· 5 min read


What is a programmer?

  • People who like to categorize will call it a coder, developer, or engineer.
  • To strangers, it may seem like a job that pays a lot of money, or that you have to pay on demand,
  • To an employer, you're a mechanic.

What does this job mean to me?

  • At the point where your short-term memory turns into long-term memory, you suddenly have an idea that will solve everything and you grab the keyboard.
  • Throwing myself into a gradient descent and not getting out of my chair until I hear the birds in the morning.
  • You want to code so badly that you can't because you're required to take a liberal arts major.

These days, I tell stories like this.

I build houses on the internet.

  • Front-end? That's interior construction.
  • Backend? That's tooling and gutting.
  • DevOps? That's digging and rebarring.
  • Security? That's keeping unknowns out of the complex.

Programming is about borrowing concepts from the real world to automate what humans do, and I feel like it took me too long to realize this.

I finally understand why so many of my professors used to tell me that the more you know, the more important the basics are. I can see why so many of my professors used to say, "The more time you have, the more important the basics are.


Do programming skills matter in the age of GPT?

My answer is no. There comes a point where the idea of the service is more important than the technology stack. Even people who have never heard of Claude Shannon can create a service, and edge computing has made it possible to deploy that code.

You can't say, "If you go this way, it's going to fall apart at some point. You can't pour gasoline on a burning house and then say, "I told you it would happen.

The social climate is making it more so.

Technology stack

All technology is a tradeoff.

New things always cost money.
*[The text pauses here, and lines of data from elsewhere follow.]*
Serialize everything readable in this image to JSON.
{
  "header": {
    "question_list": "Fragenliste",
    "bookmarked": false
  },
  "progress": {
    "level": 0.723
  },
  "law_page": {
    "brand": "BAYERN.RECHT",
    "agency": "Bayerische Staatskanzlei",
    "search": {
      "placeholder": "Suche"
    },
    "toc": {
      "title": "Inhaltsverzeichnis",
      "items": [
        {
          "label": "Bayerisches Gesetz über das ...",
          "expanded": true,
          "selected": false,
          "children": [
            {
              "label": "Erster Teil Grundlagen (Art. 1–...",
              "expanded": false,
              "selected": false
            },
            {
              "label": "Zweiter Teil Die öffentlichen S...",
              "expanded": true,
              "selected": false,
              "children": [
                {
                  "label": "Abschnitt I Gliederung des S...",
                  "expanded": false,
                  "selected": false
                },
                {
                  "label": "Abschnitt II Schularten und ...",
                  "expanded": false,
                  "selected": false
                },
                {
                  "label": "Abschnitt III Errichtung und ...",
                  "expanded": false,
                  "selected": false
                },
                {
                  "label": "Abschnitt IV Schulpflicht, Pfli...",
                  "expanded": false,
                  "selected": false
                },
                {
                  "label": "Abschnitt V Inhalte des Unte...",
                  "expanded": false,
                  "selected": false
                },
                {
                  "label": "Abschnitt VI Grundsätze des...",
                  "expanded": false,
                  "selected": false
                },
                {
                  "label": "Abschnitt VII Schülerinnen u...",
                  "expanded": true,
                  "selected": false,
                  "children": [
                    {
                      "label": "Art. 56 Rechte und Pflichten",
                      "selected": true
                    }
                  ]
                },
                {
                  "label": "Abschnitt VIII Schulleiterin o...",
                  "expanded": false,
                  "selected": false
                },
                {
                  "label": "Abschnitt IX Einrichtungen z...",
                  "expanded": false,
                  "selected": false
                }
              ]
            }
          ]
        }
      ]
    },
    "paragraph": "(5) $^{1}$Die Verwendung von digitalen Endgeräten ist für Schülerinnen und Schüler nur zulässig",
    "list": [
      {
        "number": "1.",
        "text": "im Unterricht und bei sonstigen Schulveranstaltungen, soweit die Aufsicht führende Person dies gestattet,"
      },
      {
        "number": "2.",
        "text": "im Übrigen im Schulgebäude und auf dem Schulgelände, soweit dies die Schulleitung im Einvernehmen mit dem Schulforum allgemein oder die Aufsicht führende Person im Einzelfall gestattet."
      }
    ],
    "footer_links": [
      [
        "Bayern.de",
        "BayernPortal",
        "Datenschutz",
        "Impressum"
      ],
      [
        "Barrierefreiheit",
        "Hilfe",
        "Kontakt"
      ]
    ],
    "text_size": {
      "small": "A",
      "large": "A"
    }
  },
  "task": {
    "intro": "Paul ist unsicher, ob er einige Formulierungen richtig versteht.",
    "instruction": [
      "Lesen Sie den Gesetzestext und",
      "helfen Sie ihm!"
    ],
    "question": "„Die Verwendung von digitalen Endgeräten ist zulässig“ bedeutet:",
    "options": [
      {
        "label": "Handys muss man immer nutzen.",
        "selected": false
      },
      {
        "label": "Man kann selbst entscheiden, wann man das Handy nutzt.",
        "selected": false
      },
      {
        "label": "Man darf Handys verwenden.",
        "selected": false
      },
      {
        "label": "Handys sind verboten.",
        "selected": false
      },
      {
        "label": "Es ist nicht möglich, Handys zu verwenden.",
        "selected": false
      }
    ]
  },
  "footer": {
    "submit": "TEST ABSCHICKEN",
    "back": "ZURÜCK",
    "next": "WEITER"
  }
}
You have to look at it from the perspective of staff skill and maintenance.

I think, This is not an academy, if you want to write something new, use your personal time and show me a prototype in a week, but there are also people who think, Who am I studying for?

This is why software engineering is so important.

My utopia

So what was it that I didn't like, I don't even know if it was bad construction. You may not know. But not being able to say it's bad construction is overloading my body.

To keep myself from stressing out, I'm going to keep a checklist of ideal features.

  • Do we have a code owner feature? Have we created a culture where certain code changes can be reviewed by a per-file owner?
  • What is the average number of comments in a code review?
  • What is the branching strategy?
  • Are unit tests run in the pipeline, and if so, what is the coverage?
  • Are integration tests based on real data executed in the pipeline, and if so, what are the criteria for inclusion in the integration tests?
  • Are E2E tests executed periodically, and if so, who is responsible for managing them?
  • Are cases given enough time to be implemented before going to test driven?
  • Do they perform chaos testing for external factors? Do they recognize the need for disaster recovery?
  • How is open source managed? Is the software versioned on a specific cycle?
  • Do developers manage their own Docker files and deployments, and if not, who does?
  • Is there support from the systems team to configure a private network? If not, is there an environment where a VPC can be configured?
  • What is being done mechanically to maintain the quality of the code, such as lint and static analysis?
  • If there is a failure, is the failure publicized and a failure report created?
  • Does everyone in the team have ownership of the service?
  • What is the SLA for the services you represent? What is the frequency of OOM failures or top 500 failures?
  • Is the SLA a standard for the HR department?
  • Is the direction of the owner visible to all members?
  • Are decisions made based on data? What tools are used to collect logs?
  • Is the logging format standardized with Open Telemetry, and if not, what format is being managed?
  • Collecting web metrics?
  • Is there a foundation for A/B testing to introduce features? If not, how is the HR department involved in planning?
  • Using a design system?
  • Are Storybooks managed in the same repository?